[Website and app data records]
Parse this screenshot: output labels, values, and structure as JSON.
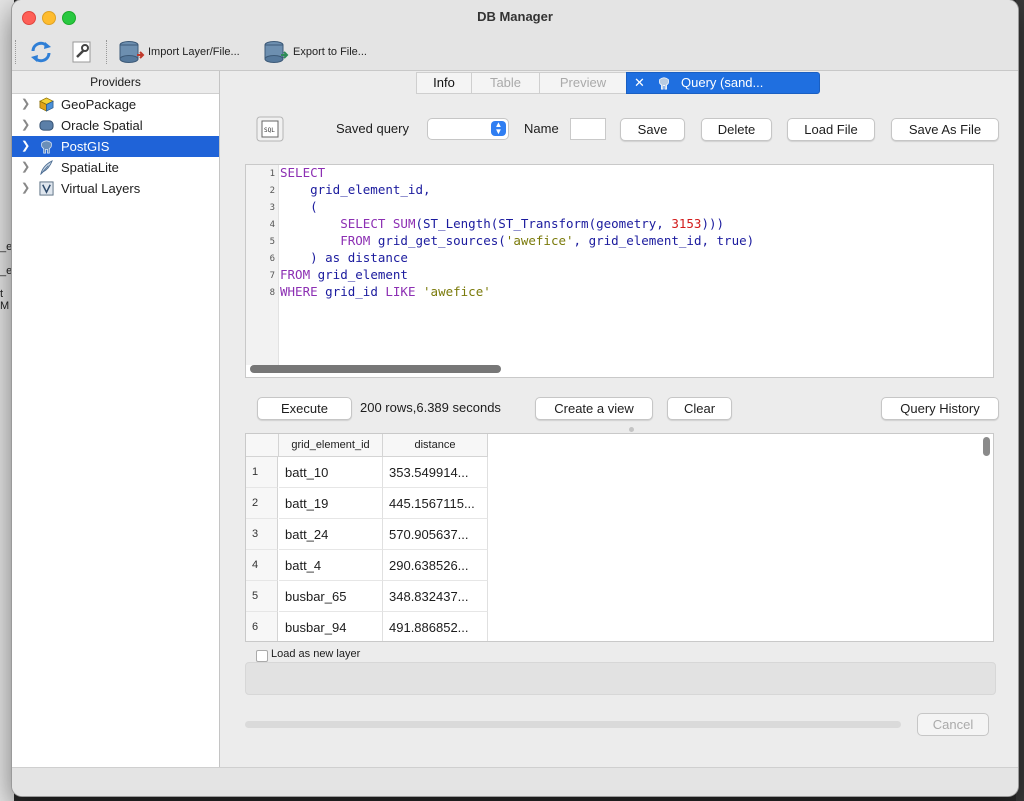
{
  "window": {
    "title": "DB Manager"
  },
  "toolbar": {
    "refresh_icon": "refresh-icon",
    "info_icon": "wrench-icon",
    "import_label": "Import Layer/File...",
    "export_label": "Export to File..."
  },
  "sidebar": {
    "header": "Providers",
    "items": [
      {
        "label": "GeoPackage",
        "icon": "geopackage-icon"
      },
      {
        "label": "Oracle Spatial",
        "icon": "oracle-icon"
      },
      {
        "label": "PostGIS",
        "icon": "postgis-elephant-icon"
      },
      {
        "label": "SpatiaLite",
        "icon": "spatialite-feather-icon"
      },
      {
        "label": "Virtual Layers",
        "icon": "virtual-layers-icon"
      }
    ]
  },
  "tabs": {
    "info": "Info",
    "table": "Table",
    "preview": "Preview",
    "query": "Query (sand..."
  },
  "query_bar": {
    "saved_query_label": "Saved query",
    "name_label": "Name",
    "save": "Save",
    "delete": "Delete",
    "load_file": "Load File",
    "save_as_file": "Save As File"
  },
  "editor": {
    "line_numbers": [
      "1",
      "2",
      "3",
      "4",
      "5",
      "6",
      "7",
      "8"
    ],
    "lines": [
      "SELECT",
      "    grid_element_id,",
      "    (",
      "        SELECT SUM(ST_Length(ST_Transform(geometry, 3153)))",
      "        FROM grid_get_sources('awefice', grid_element_id, true)",
      "    ) as distance",
      "FROM grid_element",
      "WHERE grid_id LIKE 'awefice'"
    ]
  },
  "exec_bar": {
    "execute": "Execute",
    "status": "200 rows,6.389 seconds",
    "create_view": "Create a view",
    "clear": "Clear",
    "history": "Query History"
  },
  "results": {
    "columns": [
      "grid_element_id",
      "distance"
    ],
    "rows": [
      {
        "n": "1",
        "id": "batt_10",
        "distance": "353.549914..."
      },
      {
        "n": "2",
        "id": "batt_19",
        "distance": "445.1567115..."
      },
      {
        "n": "3",
        "id": "batt_24",
        "distance": "570.905637..."
      },
      {
        "n": "4",
        "id": "batt_4",
        "distance": "290.638526..."
      },
      {
        "n": "5",
        "id": "busbar_65",
        "distance": "348.832437..."
      },
      {
        "n": "6",
        "id": "busbar_94",
        "distance": "491.886852..."
      }
    ]
  },
  "footer": {
    "load_as_layer": "Load as new layer",
    "cancel": "Cancel"
  },
  "background_fragments": [
    "_e",
    "_e",
    "t M"
  ]
}
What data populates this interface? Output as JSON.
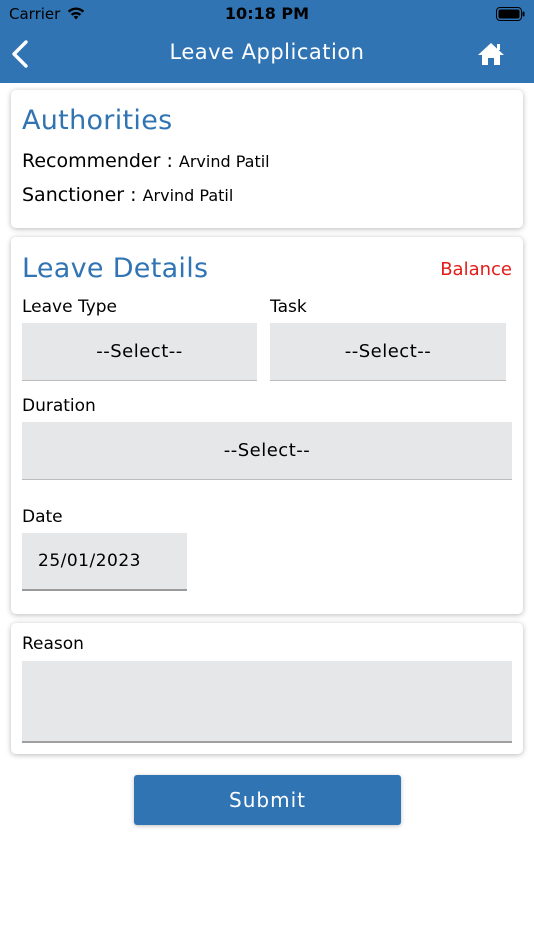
{
  "status_bar": {
    "carrier": "Carrier",
    "time": "10:18 PM",
    "wifi_icon": "wifi-icon",
    "battery_icon": "battery-icon"
  },
  "nav": {
    "title": "Leave Application",
    "back_icon": "chevron-left-icon",
    "home_icon": "home-icon"
  },
  "authorities": {
    "title": "Authorities",
    "recommender_label": "Recommender : ",
    "recommender_name": "Arvind Patil",
    "sanctioner_label": "Sanctioner : ",
    "sanctioner_name": "Arvind Patil"
  },
  "leave_details": {
    "title": "Leave Details",
    "balance_link": "Balance",
    "leave_type_label": "Leave Type",
    "leave_type_value": "--Select--",
    "task_label": "Task",
    "task_value": "--Select--",
    "duration_label": "Duration",
    "duration_value": "--Select--",
    "date_label": "Date",
    "date_value": "25/01/2023"
  },
  "reason": {
    "label": "Reason",
    "value": ""
  },
  "actions": {
    "submit_label": "Submit"
  },
  "colors": {
    "header_blue": "#3174b3",
    "balance_red": "#e41b17",
    "field_gray": "#e6e7e8"
  }
}
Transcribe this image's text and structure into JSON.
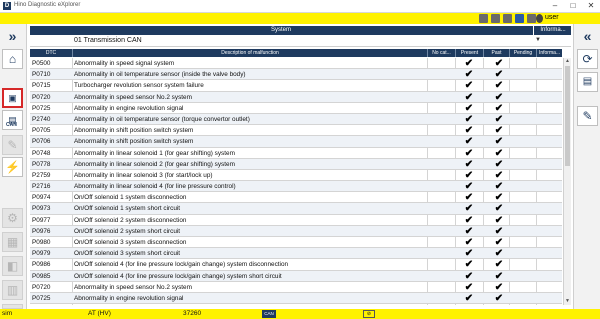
{
  "window": {
    "title": "Hino Diagnostic eXplorer",
    "icon_letter": "D"
  },
  "toolbar": {
    "user": "user"
  },
  "system_panel": {
    "header": "System",
    "info_header": "Informa...",
    "value": "01  Transmission  CAN"
  },
  "grid": {
    "columns": {
      "dtc": "DTC",
      "description": "Description of malfunction",
      "no_cat": "No cat...",
      "present": "Present",
      "past": "Past",
      "pending": "Pending",
      "info": "Informa..."
    },
    "rows": [
      {
        "dtc": "P0500",
        "desc": "Abnormality in speed signal system",
        "present": "✔",
        "past": "✔"
      },
      {
        "dtc": "P0710",
        "desc": "Abnormality in oil temperature sensor (inside the valve body)",
        "present": "✔",
        "past": "✔"
      },
      {
        "dtc": "P0715",
        "desc": "Turbocharger revolution sensor system failure",
        "present": "✔",
        "past": "✔"
      },
      {
        "dtc": "P0720",
        "desc": "Abnormality in speed sensor No.2 system",
        "present": "✔",
        "past": "✔"
      },
      {
        "dtc": "P0725",
        "desc": "Abnormality in engine revolution signal",
        "present": "✔",
        "past": "✔"
      },
      {
        "dtc": "P2740",
        "desc": "Abnormality in oil temperature sensor (torque convertor outlet)",
        "present": "✔",
        "past": "✔"
      },
      {
        "dtc": "P0705",
        "desc": "Abnormality in shift position switch system",
        "present": "✔",
        "past": "✔"
      },
      {
        "dtc": "P0706",
        "desc": "Abnormality in shift position switch system",
        "present": "✔",
        "past": "✔"
      },
      {
        "dtc": "P0748",
        "desc": "Abnormality in linear solenoid 1 (for  gear shifting) system",
        "present": "✔",
        "past": "✔"
      },
      {
        "dtc": "P0778",
        "desc": "Abnormality in linear solenoid 2 (for  gear shifting) system",
        "present": "✔",
        "past": "✔"
      },
      {
        "dtc": "P2759",
        "desc": "Abnormality in linear solenoid 3 (for  start/lock up)",
        "present": "✔",
        "past": "✔"
      },
      {
        "dtc": "P2716",
        "desc": "Abnormality in linear solenoid 4 (for line pressure control)",
        "present": "✔",
        "past": "✔"
      },
      {
        "dtc": "P0974",
        "desc": "On/Off solenoid 1 system disconnection",
        "present": "✔",
        "past": "✔"
      },
      {
        "dtc": "P0973",
        "desc": "On/Off solenoid 1 system short circuit",
        "present": "✔",
        "past": "✔"
      },
      {
        "dtc": "P0977",
        "desc": "On/Off solenoid 2 system disconnection",
        "present": "✔",
        "past": "✔"
      },
      {
        "dtc": "P0976",
        "desc": "On/Off solenoid 2 system short circuit",
        "present": "✔",
        "past": "✔"
      },
      {
        "dtc": "P0980",
        "desc": "On/Off solenoid 3 system disconnection",
        "present": "✔",
        "past": "✔"
      },
      {
        "dtc": "P0979",
        "desc": "On/Off solenoid 3 system short circuit",
        "present": "✔",
        "past": "✔"
      },
      {
        "dtc": "P0986",
        "desc": "On/Off solenoid 4 (for line pressure lock/gain change) system disconnection",
        "present": "✔",
        "past": "✔"
      },
      {
        "dtc": "P0985",
        "desc": "On/Off solenoid 4 (for line pressure lock/gain change) system short circuit",
        "present": "✔",
        "past": "✔"
      },
      {
        "dtc": "P0720",
        "desc": "Abnormality in speed sensor No.2 system",
        "present": "✔",
        "past": "✔"
      },
      {
        "dtc": "P0725",
        "desc": "Abnormality in engine revolution signal",
        "present": "✔",
        "past": "✔"
      }
    ]
  },
  "statusbar": {
    "mode_left": "sim",
    "mode": "AT (HV)",
    "code": "37260",
    "can_badge": "CAN",
    "link_badge": "⊘"
  },
  "icons": {
    "left": [
      "chevrons-right-icon",
      "home-icon",
      "dtc-icon",
      "can-icon",
      "tool-icon",
      "monitor-icon",
      "settings-icon",
      "lock-icon",
      "plug-icon",
      "data-icon",
      "clear-icon"
    ],
    "right": [
      "chevrons-left-icon",
      "rotate-icon",
      "print-icon",
      "edit-icon"
    ]
  }
}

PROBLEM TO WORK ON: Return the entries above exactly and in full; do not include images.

REPLY:
Parse this screenshot: output labels, values, and structure as JSON.
{
  "window": {
    "title": "DB Manager"
  },
  "toolbar": {
    "refresh_icon": "refresh-icon",
    "info_icon": "wrench-icon",
    "import_label": "Import Layer/File...",
    "export_label": "Export to File..."
  },
  "sidebar": {
    "header": "Providers",
    "items": [
      {
        "label": "GeoPackage",
        "icon": "geopackage-icon"
      },
      {
        "label": "Oracle Spatial",
        "icon": "oracle-icon"
      },
      {
        "label": "PostGIS",
        "icon": "postgis-elephant-icon"
      },
      {
        "label": "SpatiaLite",
        "icon": "spatialite-feather-icon"
      },
      {
        "label": "Virtual Layers",
        "icon": "virtual-layers-icon"
      }
    ]
  },
  "tabs": {
    "info": "Info",
    "table": "Table",
    "preview": "Preview",
    "query": "Query (sand..."
  },
  "query_bar": {
    "saved_query_label": "Saved query",
    "name_label": "Name",
    "save": "Save",
    "delete": "Delete",
    "load_file": "Load File",
    "save_as_file": "Save As File"
  },
  "editor": {
    "line_numbers": [
      "1",
      "2",
      "3",
      "4",
      "5",
      "6",
      "7",
      "8"
    ],
    "lines": [
      "SELECT",
      "    grid_element_id,",
      "    (",
      "        SELECT SUM(ST_Length(ST_Transform(geometry, 3153)))",
      "        FROM grid_get_sources('awefice', grid_element_id, true)",
      "    ) as distance",
      "FROM grid_element",
      "WHERE grid_id LIKE 'awefice'"
    ]
  },
  "exec_bar": {
    "execute": "Execute",
    "status": "200 rows,6.389 seconds",
    "create_view": "Create a view",
    "clear": "Clear",
    "history": "Query History"
  },
  "results": {
    "columns": [
      "grid_element_id",
      "distance"
    ],
    "rows": [
      {
        "n": "1",
        "id": "batt_10",
        "distance": "353.549914..."
      },
      {
        "n": "2",
        "id": "batt_19",
        "distance": "445.1567115..."
      },
      {
        "n": "3",
        "id": "batt_24",
        "distance": "570.905637..."
      },
      {
        "n": "4",
        "id": "batt_4",
        "distance": "290.638526..."
      },
      {
        "n": "5",
        "id": "busbar_65",
        "distance": "348.832437..."
      },
      {
        "n": "6",
        "id": "busbar_94",
        "distance": "491.886852..."
      }
    ]
  },
  "footer": {
    "load_as_layer": "Load as new layer",
    "cancel": "Cancel"
  },
  "background_fragments": [
    "_e",
    "_e",
    "t M"
  ]
}
What data populates this interface? Output as JSON.
{
  "status_bar": {
    "carrier": "Carrier",
    "time": "10:18 PM",
    "wifi_icon": "wifi-icon",
    "battery_icon": "battery-icon"
  },
  "nav": {
    "title": "Leave Application",
    "back_icon": "chevron-left-icon",
    "home_icon": "home-icon"
  },
  "authorities": {
    "title": "Authorities",
    "recommender_label": "Recommender : ",
    "recommender_name": "Arvind Patil",
    "sanctioner_label": "Sanctioner : ",
    "sanctioner_name": "Arvind Patil"
  },
  "leave_details": {
    "title": "Leave Details",
    "balance_link": "Balance",
    "leave_type_label": "Leave Type",
    "leave_type_value": "--Select--",
    "task_label": "Task",
    "task_value": "--Select--",
    "duration_label": "Duration",
    "duration_value": "--Select--",
    "date_label": "Date",
    "date_value": "25/01/2023"
  },
  "reason": {
    "label": "Reason",
    "value": ""
  },
  "actions": {
    "submit_label": "Submit"
  },
  "colors": {
    "header_blue": "#3174b3",
    "balance_red": "#e41b17",
    "field_gray": "#e6e7e8"
  }
}
Transcribe this image's text and structure into JSON.
{
  "window": {
    "title": "Hino Diagnostic eXplorer",
    "icon_letter": "D"
  },
  "toolbar": {
    "user": "user"
  },
  "system_panel": {
    "header": "System",
    "info_header": "Informa...",
    "value": "01  Transmission  CAN"
  },
  "grid": {
    "columns": {
      "dtc": "DTC",
      "description": "Description of malfunction",
      "no_cat": "No cat...",
      "present": "Present",
      "past": "Past",
      "pending": "Pending",
      "info": "Informa..."
    },
    "rows": [
      {
        "dtc": "P0500",
        "desc": "Abnormality in speed signal system",
        "present": "✔",
        "past": "✔"
      },
      {
        "dtc": "P0710",
        "desc": "Abnormality in oil temperature sensor (inside the valve body)",
        "present": "✔",
        "past": "✔"
      },
      {
        "dtc": "P0715",
        "desc": "Turbocharger revolution sensor system failure",
        "present": "✔",
        "past": "✔"
      },
      {
        "dtc": "P0720",
        "desc": "Abnormality in speed sensor No.2 system",
        "present": "✔",
        "past": "✔"
      },
      {
        "dtc": "P0725",
        "desc": "Abnormality in engine revolution signal",
        "present": "✔",
        "past": "✔"
      },
      {
        "dtc": "P2740",
        "desc": "Abnormality in oil temperature sensor (torque convertor outlet)",
        "present": "✔",
        "past": "✔"
      },
      {
        "dtc": "P0705",
        "desc": "Abnormality in shift position switch system",
        "present": "✔",
        "past": "✔"
      },
      {
        "dtc": "P0706",
        "desc": "Abnormality in shift position switch system",
        "present": "✔",
        "past": "✔"
      },
      {
        "dtc": "P0748",
        "desc": "Abnormality in linear solenoid 1 (for  gear shifting) system",
        "present": "✔",
        "past": "✔"
      },
      {
        "dtc": "P0778",
        "desc": "Abnormality in linear solenoid 2 (for  gear shifting) system",
        "present": "✔",
        "past": "✔"
      },
      {
        "dtc": "P2759",
        "desc": "Abnormality in linear solenoid 3 (for  start/lock up)",
        "present": "✔",
        "past": "✔"
      },
      {
        "dtc": "P2716",
        "desc": "Abnormality in linear solenoid 4 (for line pressure control)",
        "present": "✔",
        "past": "✔"
      },
      {
        "dtc": "P0974",
        "desc": "On/Off solenoid 1 system disconnection",
        "present": "✔",
        "past": "✔"
      },
      {
        "dtc": "P0973",
        "desc": "On/Off solenoid 1 system short circuit",
        "present": "✔",
        "past": "✔"
      },
      {
        "dtc": "P0977",
        "desc": "On/Off solenoid 2 system disconnection",
        "present": "✔",
        "past": "✔"
      },
      {
        "dtc": "P0976",
        "desc": "On/Off solenoid 2 system short circuit",
        "present": "✔",
        "past": "✔"
      },
      {
        "dtc": "P0980",
        "desc": "On/Off solenoid 3 system disconnection",
        "present": "✔",
        "past": "✔"
      },
      {
        "dtc": "P0979",
        "desc": "On/Off solenoid 3 system short circuit",
        "present": "✔",
        "past": "✔"
      },
      {
        "dtc": "P0986",
        "desc": "On/Off solenoid 4 (for line pressure lock/gain change) system disconnection",
        "present": "✔",
        "past": "✔"
      },
      {
        "dtc": "P0985",
        "desc": "On/Off solenoid 4 (for line pressure lock/gain change) system short circuit",
        "present": "✔",
        "past": "✔"
      },
      {
        "dtc": "P0720",
        "desc": "Abnormality in speed sensor No.2 system",
        "present": "✔",
        "past": "✔"
      },
      {
        "dtc": "P0725",
        "desc": "Abnormality in engine revolution signal",
        "present": "✔",
        "past": "✔"
      }
    ]
  },
  "statusbar": {
    "mode_left": "sim",
    "mode": "AT (HV)",
    "code": "37260",
    "can_badge": "CAN",
    "link_badge": "⊘"
  },
  "icons": {
    "left": [
      "chevrons-right-icon",
      "home-icon",
      "dtc-icon",
      "can-icon",
      "tool-icon",
      "monitor-icon",
      "settings-icon",
      "lock-icon",
      "plug-icon",
      "data-icon",
      "clear-icon"
    ],
    "right": [
      "chevrons-left-icon",
      "rotate-icon",
      "print-icon",
      "edit-icon"
    ]
  }
}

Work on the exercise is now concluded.